**Problem statement:** The lines to copy are those in the listing below that contain the word "title".
____ Data
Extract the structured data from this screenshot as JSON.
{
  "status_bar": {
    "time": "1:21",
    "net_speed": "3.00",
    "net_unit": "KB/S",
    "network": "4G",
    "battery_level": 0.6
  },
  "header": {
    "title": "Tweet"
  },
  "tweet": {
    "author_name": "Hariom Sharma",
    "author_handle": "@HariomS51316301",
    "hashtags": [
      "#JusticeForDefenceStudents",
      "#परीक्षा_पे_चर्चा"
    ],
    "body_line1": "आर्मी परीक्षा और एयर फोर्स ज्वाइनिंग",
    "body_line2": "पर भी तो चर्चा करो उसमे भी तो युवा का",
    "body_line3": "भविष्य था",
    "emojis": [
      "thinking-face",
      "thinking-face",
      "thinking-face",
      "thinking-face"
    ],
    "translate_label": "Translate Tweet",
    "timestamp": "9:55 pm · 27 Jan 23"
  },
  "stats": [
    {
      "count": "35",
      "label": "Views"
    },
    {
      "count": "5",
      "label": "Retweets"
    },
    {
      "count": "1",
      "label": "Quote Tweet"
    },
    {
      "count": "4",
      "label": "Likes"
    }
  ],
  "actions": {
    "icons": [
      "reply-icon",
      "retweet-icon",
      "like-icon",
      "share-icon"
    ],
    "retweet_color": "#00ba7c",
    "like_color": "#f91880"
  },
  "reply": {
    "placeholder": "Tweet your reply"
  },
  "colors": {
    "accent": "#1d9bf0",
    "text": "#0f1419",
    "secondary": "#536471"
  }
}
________
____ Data
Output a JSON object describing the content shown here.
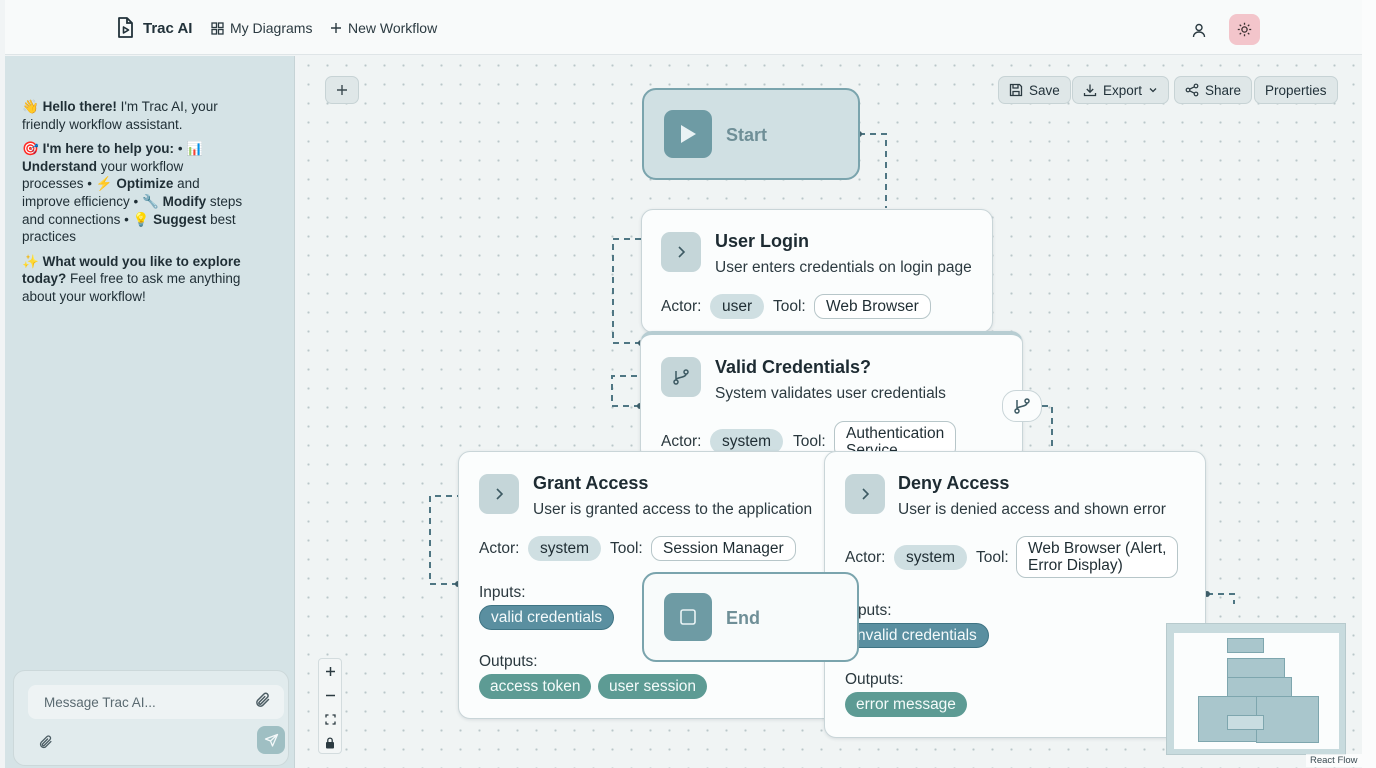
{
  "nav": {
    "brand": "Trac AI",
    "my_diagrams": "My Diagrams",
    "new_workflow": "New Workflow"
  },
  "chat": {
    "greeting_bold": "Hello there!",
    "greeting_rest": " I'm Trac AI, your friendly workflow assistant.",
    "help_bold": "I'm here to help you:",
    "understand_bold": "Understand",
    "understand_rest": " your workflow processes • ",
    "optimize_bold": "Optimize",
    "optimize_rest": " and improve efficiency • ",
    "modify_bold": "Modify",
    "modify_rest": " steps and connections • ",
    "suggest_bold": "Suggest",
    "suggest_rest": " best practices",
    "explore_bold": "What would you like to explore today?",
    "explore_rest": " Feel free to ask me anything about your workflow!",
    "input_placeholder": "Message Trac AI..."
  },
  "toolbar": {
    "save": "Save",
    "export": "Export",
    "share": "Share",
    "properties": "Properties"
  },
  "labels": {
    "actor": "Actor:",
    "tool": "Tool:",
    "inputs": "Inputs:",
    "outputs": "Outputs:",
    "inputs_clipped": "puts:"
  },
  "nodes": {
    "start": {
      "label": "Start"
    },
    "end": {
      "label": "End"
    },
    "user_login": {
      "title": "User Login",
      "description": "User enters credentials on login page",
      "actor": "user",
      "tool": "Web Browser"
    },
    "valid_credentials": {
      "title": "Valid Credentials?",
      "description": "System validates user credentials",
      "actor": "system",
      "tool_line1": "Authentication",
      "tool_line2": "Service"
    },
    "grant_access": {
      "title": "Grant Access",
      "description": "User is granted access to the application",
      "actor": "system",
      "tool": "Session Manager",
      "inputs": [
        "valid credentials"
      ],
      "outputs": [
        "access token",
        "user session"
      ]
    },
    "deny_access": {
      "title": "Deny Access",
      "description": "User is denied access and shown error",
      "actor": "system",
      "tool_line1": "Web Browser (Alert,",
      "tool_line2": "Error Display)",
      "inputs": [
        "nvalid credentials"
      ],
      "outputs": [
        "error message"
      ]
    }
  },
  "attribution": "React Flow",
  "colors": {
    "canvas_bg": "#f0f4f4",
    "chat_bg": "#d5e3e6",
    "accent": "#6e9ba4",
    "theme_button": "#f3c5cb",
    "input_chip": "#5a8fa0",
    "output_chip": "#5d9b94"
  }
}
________
**Result:**
    "title": "Tweet"
      "title": "User Login",
      "title": "Valid Credentials?",
      "title": "Grant Access",
      "title": "Deny Access",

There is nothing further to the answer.